Revolutionary Girl Utena
Spirited Away
Tenchi Muyo
Fist of the North Star
Natsume Yuujinchou
FLCL
Title: Re: Starting anime
Post by: TypicalIdiotFan on April 30, 2015, 09:54:07 AM
Welcome to funland, MRFF.
Title: Re: Starting anime
Post by: Mr. Flawfinder on April 30, 2015, 10:01:59 AM
Welcome to funland, MRFF.

I already feel out of place, but thanks man.
Title: Re: Starting anime
Post by: Marid King on April 30, 2015, 12:45:59 PM
dawg we jus like anybody i swear it on me mum
Title: Re: Starting anime
Post by: samui on June 18, 2015, 07:17:33 AM
My gateway anime was Yuyu Hakusho but it does not seem to age well so I will recommend Gurren Laggan or Clannad in case a newbie will ask me.
Title: Re: Starting anime
Post by: Zeitgeist on June 18, 2015, 02:40:04 PM
Just accept Kino n Tabi as greatest, most versatile anime of all time. Kino and HxH were my first subbed anime; well those along with DN Angel, Buzzed Beater(03), and Metal Armor Dragonair. But I don't speak of such things.
Title: Re: Starting anime
Post by: AHideyo on September 20, 2015, 11:30:22 PM
My first anime was the ONE AND ONLY, LEGENDARY, DORAEMOONNNNNNN!!!
Title: Re: Starting anime
Post by: Yog on October 05, 2015, 09:09:23 PM
My very first anime was Serial Experiments Lain.

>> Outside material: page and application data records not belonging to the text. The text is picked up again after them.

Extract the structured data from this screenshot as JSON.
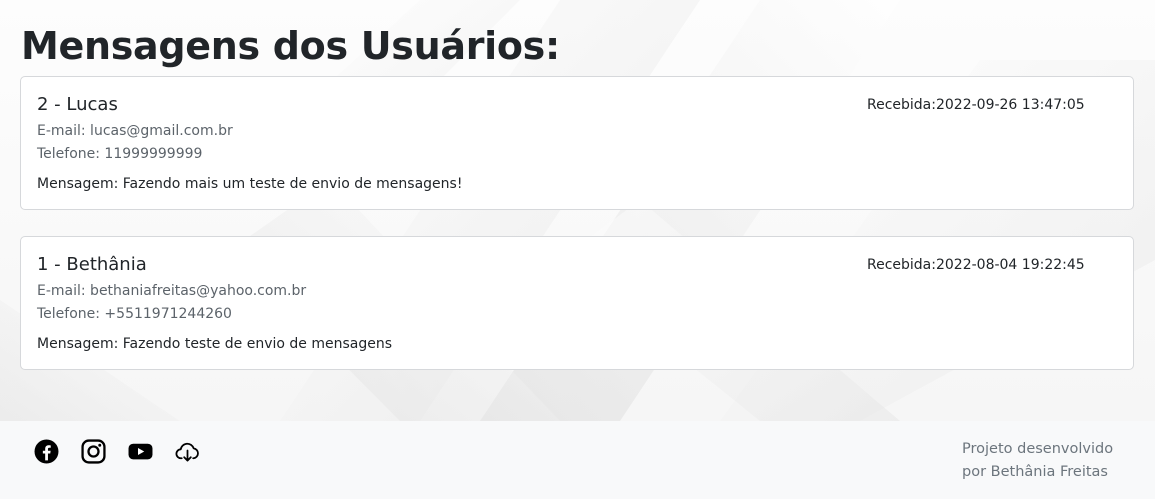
{
  "page": {
    "heading": "Mensagens dos Usuários:"
  },
  "messages": [
    {
      "title": "2 - Lucas",
      "received": "Recebida:2022-09-26 13:47:05",
      "email": "E-mail: lucas@gmail.com.br",
      "phone": "Telefone: 11999999999",
      "message": "Mensagem: Fazendo mais um teste de envio de mensagens!"
    },
    {
      "title": "1 - Bethânia",
      "received": "Recebida:2022-08-04 19:22:45",
      "email": "E-mail: bethaniafreitas@yahoo.com.br",
      "phone": "Telefone: +5511971244260",
      "message": "Mensagem: Fazendo teste de envio de mensagens"
    }
  ],
  "footer": {
    "icons": [
      "facebook-icon",
      "instagram-icon",
      "youtube-icon",
      "cloud-download-icon"
    ],
    "credit_line1": "Projeto desenvolvido",
    "credit_line2": "por Bethânia Freitas"
  }
}
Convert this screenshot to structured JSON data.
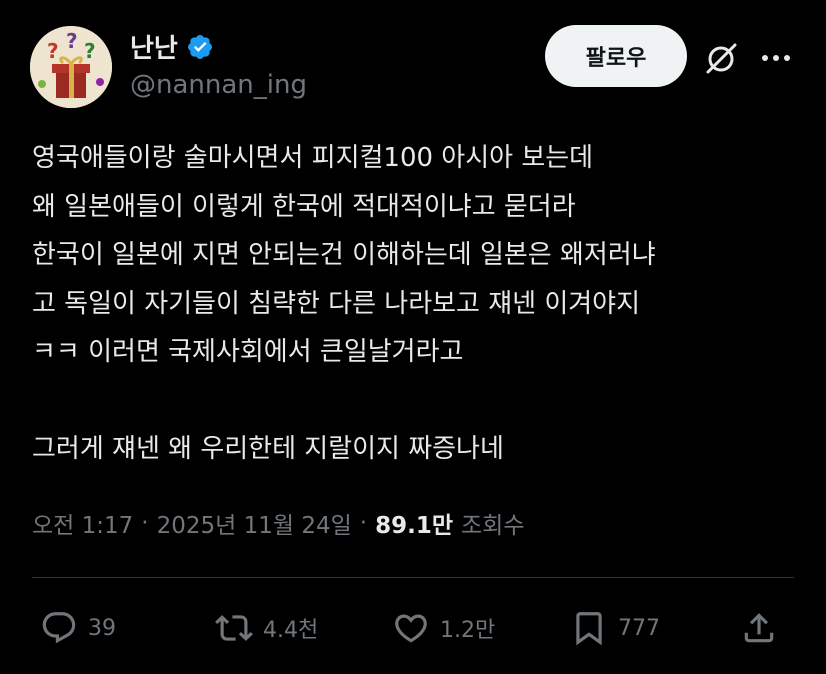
{
  "author": {
    "display_name": "난난",
    "handle": "@nannan_ing",
    "avatar_icon": "gift-box-question-avatar",
    "verified_icon": "verified-badge-icon",
    "verified_color": "#1d9bf0"
  },
  "header": {
    "follow_label": "팔로우",
    "grok_icon": "grok-icon",
    "more_icon": "more-icon"
  },
  "post": {
    "lines": [
      "영국애들이랑 술마시면서 피지컬100 아시아 보는데",
      "왜 일본애들이 이렇게 한국에 적대적이냐고 묻더라",
      "한국이 일본에 지면 안되는건 이해하는데 일본은 왜저러냐",
      "고 독일이 자기들이 침략한 다른 나라보고  쟤넨 이겨야지",
      "ㅋㅋ 이러면 국제사회에서 큰일날거라고",
      "",
      "그러게 쟤넨 왜 우리한테 지랄이지 짜증나네"
    ]
  },
  "meta": {
    "time": "오전 1:17",
    "separator": "·",
    "date": "2025년 11월 24일",
    "views_count": "89.1만",
    "views_label": "조회수"
  },
  "actions": {
    "reply": {
      "icon": "reply-icon",
      "count": "39"
    },
    "repost": {
      "icon": "repost-icon",
      "count": "4.4천"
    },
    "like": {
      "icon": "heart-icon",
      "count": "1.2만"
    },
    "bookmark": {
      "icon": "bookmark-icon",
      "count": "777"
    },
    "share": {
      "icon": "share-icon"
    }
  },
  "colors": {
    "background": "#000000",
    "text": "#e7e9ea",
    "secondary": "#71767b",
    "follow_bg": "#eff3f4",
    "divider": "#2f3336"
  }
}
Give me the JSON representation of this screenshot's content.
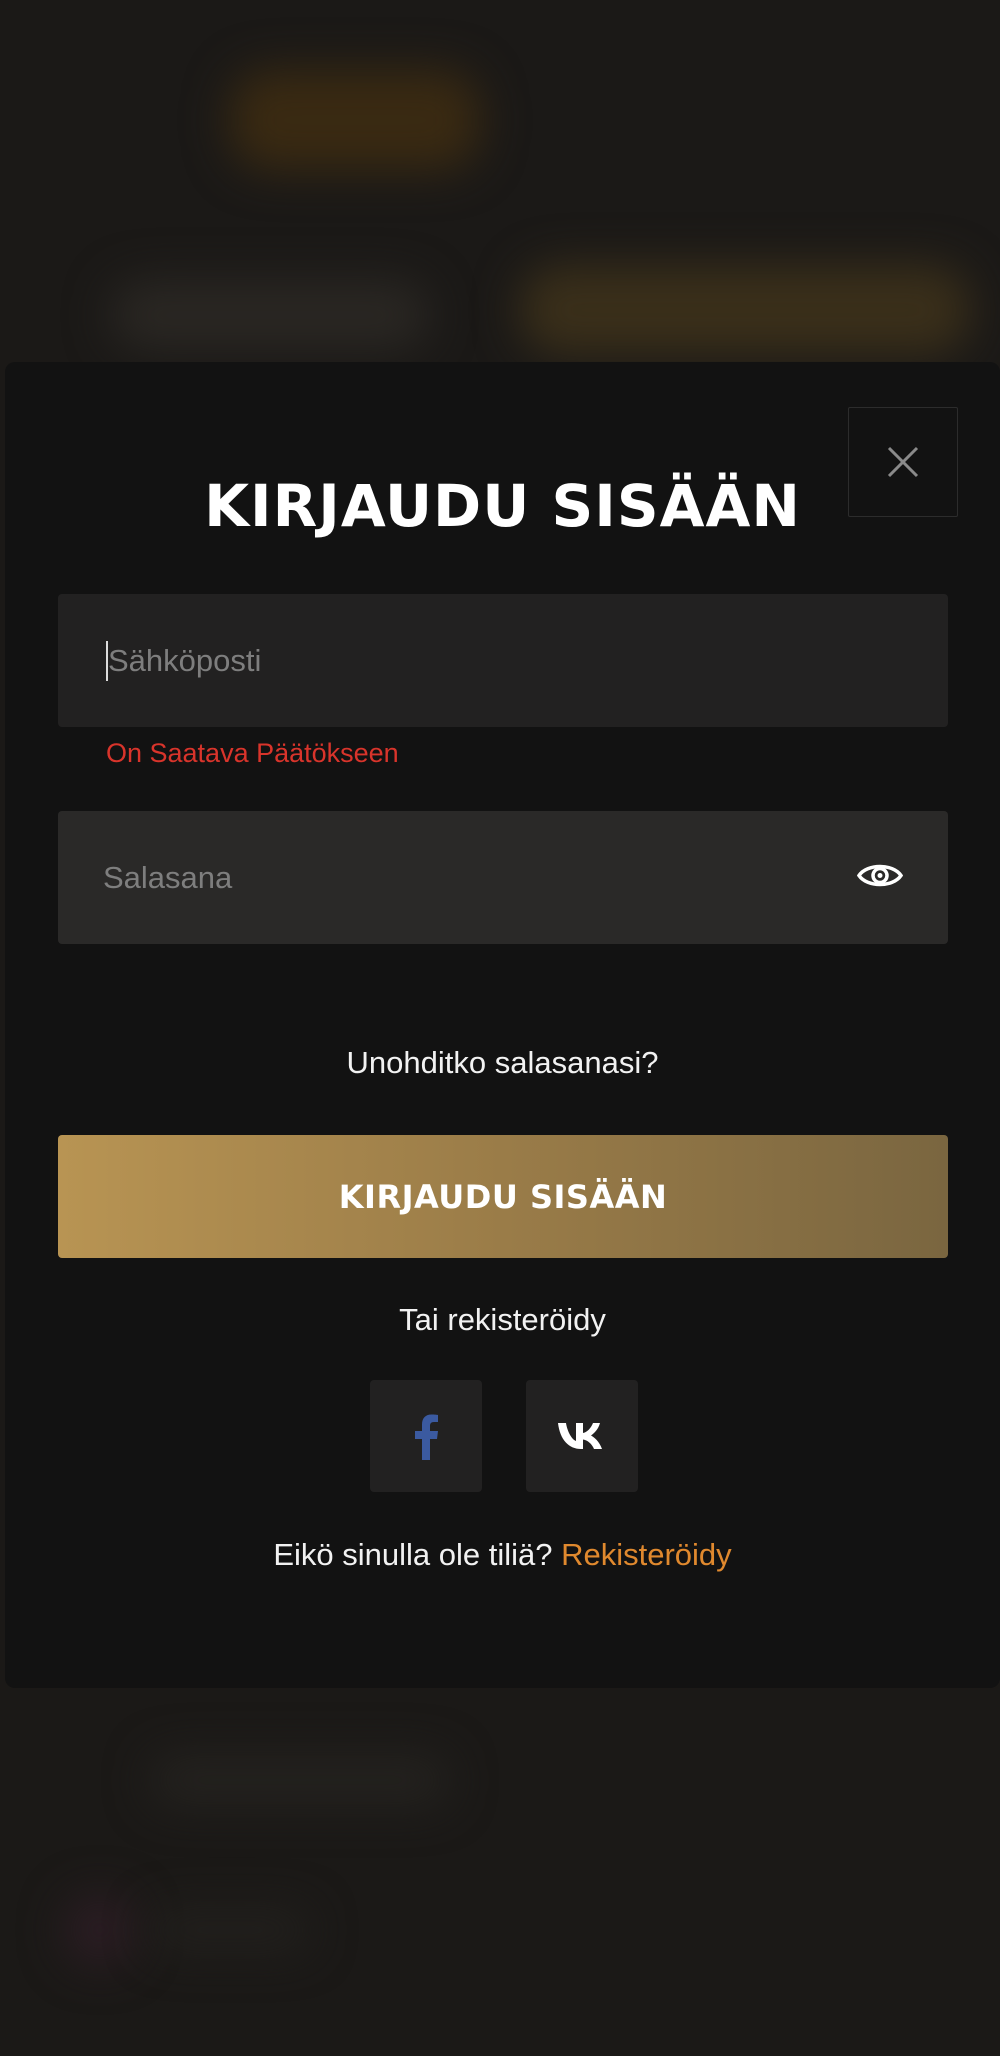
{
  "modal": {
    "title": "KIRJAUDU SISÄÄN",
    "email": {
      "placeholder": "Sähköposti",
      "value": "",
      "error": "On Saatava Päätökseen"
    },
    "password": {
      "placeholder": "Salasana",
      "value": ""
    },
    "forgot_link": "Unohditko salasanasi?",
    "submit_label": "KIRJAUDU SISÄÄN",
    "or_register": "Tai rekisteröidy",
    "social": [
      {
        "name": "facebook",
        "icon": "facebook-icon"
      },
      {
        "name": "vk",
        "icon": "vk-icon"
      }
    ],
    "signup_prompt": "Eikö sinulla ole tiliä?",
    "signup_link": "Rekisteröidy"
  },
  "colors": {
    "background": "#121212",
    "field": "#222121",
    "accent_gold": "#b89453",
    "error": "#d9342b",
    "link_orange": "#e0892e",
    "facebook_blue": "#3b5aa0"
  }
}
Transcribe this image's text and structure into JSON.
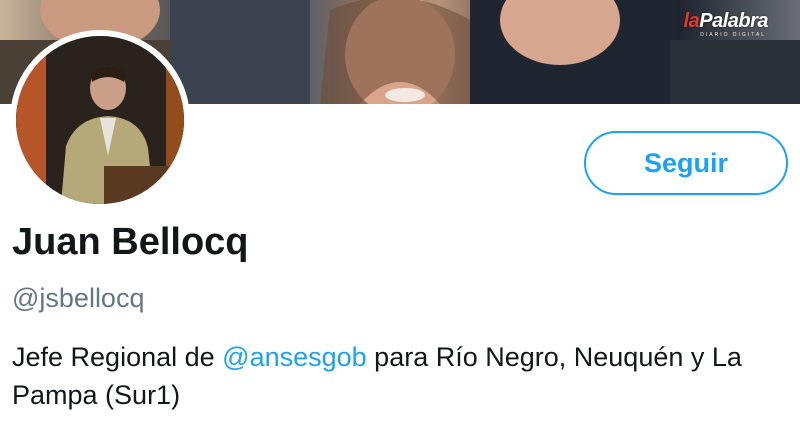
{
  "banner": {
    "logo_prefix": "la",
    "logo_main": "Palabra",
    "logo_tagline": "DIARIO DIGITAL"
  },
  "profile": {
    "name": "Juan Bellocq",
    "handle": "@jsbellocq",
    "follow_label": "Seguir",
    "bio_before": "Jefe Regional de ",
    "bio_mention": "@ansesgob",
    "bio_after": " para Río Negro, Neuquén y La Pampa (Sur1)"
  },
  "colors": {
    "accent": "#1da1f2",
    "text_primary": "#14171a",
    "text_secondary": "#657786"
  },
  "icons": {
    "avatar": "profile-photo",
    "banner": "header-photo"
  }
}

I remember hovering over my older brother's shoulder while he was watching the show (turned out it was the second episode) that I remember disliking, but later in my teens became obsessed with finding again because it's strange style took root in my morbid, dark little brain.

Title: Re: Starting anime
Post by: samui on October 05, 2015, 09:26:10 PM
Whatta dark way to enter in the anime world Yog.